In the village of Karma in the Minya province, a group of armed Muslim men assaulted a 70-year-old woman and looted and burned down seven homes in the village. The incident resulted from an alleged affair that the woman's son had with a Muslim woman. In Islam, a Christian man is not allowed to enter into a relationship or marry a Muslim woman unless he converts to Islam. Oppositely, a Muslim man can marry a Christian woman. Acording to her and eye witnesses, she was "dragged out of her home by the mob who beat her and insulted her before they stripped her off her clothes and forced her to walk through the streets as they chanted Allahu Akbar, or 'God is great.'"
The elderly woman reported the crime 5 days after it occurred because of the humiliation brought on to her by the attack. Attiyah Ayad, who witnessed the attack, described the culprits shouting slurs and firing rounds in the air in order to scare onlookers.  At this time, police officers have arrested 6 suspects and have begun searching for 12 more. President Abdel-Fattah el-Sissi has issued a statement in which he condemns the actions of the culprits and has given the military a month to restore property damage. While Egypt's president has changed election laws so that Christians, a minority group in the country, may run for office and allowing for more churches to be built and renovated, it has don't little to combat the discrimination faced by this religious group.  

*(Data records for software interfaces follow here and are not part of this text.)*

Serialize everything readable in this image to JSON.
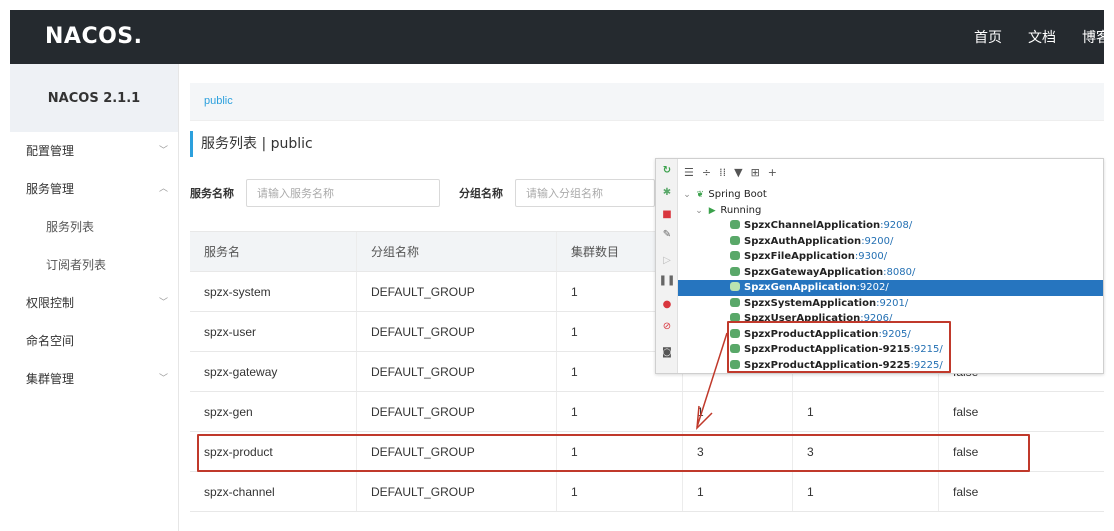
{
  "header": {
    "logo": "NACOS.",
    "nav": [
      "首页",
      "文档",
      "博客"
    ]
  },
  "sidebar": {
    "version": "NACOS 2.1.1",
    "items": [
      {
        "label": "配置管理",
        "arrow": "﹀"
      },
      {
        "label": "服务管理",
        "arrow": "︿"
      },
      {
        "label": "服务列表"
      },
      {
        "label": "订阅者列表"
      },
      {
        "label": "权限控制",
        "arrow": "﹀"
      },
      {
        "label": "命名空间"
      },
      {
        "label": "集群管理",
        "arrow": "﹀"
      }
    ]
  },
  "breadcrumb": "public",
  "page_title": "服务列表 | public",
  "filters": {
    "service_label": "服务名称",
    "service_placeholder": "请输入服务名称",
    "group_label": "分组名称",
    "group_placeholder": "请输入分组名称"
  },
  "table": {
    "headers": [
      "服务名",
      "分组名称",
      "集群数目",
      "",
      "",
      ""
    ],
    "rows": [
      [
        "spzx-system",
        "DEFAULT_GROUP",
        "1",
        "",
        "",
        ""
      ],
      [
        "spzx-user",
        "DEFAULT_GROUP",
        "1",
        "",
        "",
        ""
      ],
      [
        "spzx-gateway",
        "DEFAULT_GROUP",
        "1",
        "",
        "",
        "false"
      ],
      [
        "spzx-gen",
        "DEFAULT_GROUP",
        "1",
        "1",
        "1",
        "false"
      ],
      [
        "spzx-product",
        "DEFAULT_GROUP",
        "1",
        "3",
        "3",
        "false"
      ],
      [
        "spzx-channel",
        "DEFAULT_GROUP",
        "1",
        "1",
        "1",
        "false"
      ]
    ]
  },
  "ide": {
    "toolbar": [
      "☰",
      "÷",
      "⁞⁞",
      "▼",
      "⊞",
      "+"
    ],
    "root": "Spring Boot",
    "group": "Running",
    "apps": [
      {
        "name": "SpzxChannelApplication",
        "port": ":9208/"
      },
      {
        "name": "SpzxAuthApplication",
        "port": ":9200/"
      },
      {
        "name": "SpzxFileApplication",
        "port": ":9300/"
      },
      {
        "name": "SpzxGatewayApplication",
        "port": ":8080/"
      },
      {
        "name": "SpzxGenApplication",
        "port": ":9202/"
      },
      {
        "name": "SpzxSystemApplication",
        "port": ":9201/"
      },
      {
        "name": "SpzxUserApplication",
        "port": ":9206/"
      },
      {
        "name": "SpzxProductApplication",
        "port": ":9205/"
      },
      {
        "name": "SpzxProductApplication-9215",
        "port": ":9215/"
      },
      {
        "name": "SpzxProductApplication-9225",
        "port": ":9225/"
      }
    ]
  },
  "colors": {
    "topbar": "#252a2f",
    "accent": "#2ca0dd",
    "annotation": "#c0392b",
    "selected": "#2675bf"
  }
}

Again, apologies for the topic, but terrible things do happen and it's important to discuss them.

Meredith Teuscher


Thursday, May 26, 2016

Obama: World leaders 'rattled' by Trump

Obama is visiting Japan and is clearly stating his concerns about Trump. The world counts on the US for stability and international order. The world also watches our campaigns closely. Obama’s fellow world leaders are concerned based on Trump’s statements. Obama says, “Because a lot of the proposals that he's made display either ignorance of world affairs or a cavalier attitude or an interest in getting tweets and headlines instead of actually thinking through what is required to keep America safe." Obama urges both sides to stick to the issues. While in Japan he will underscore the real risks of nuclear weapons and the urgency we should all have.

Rebecca Goeders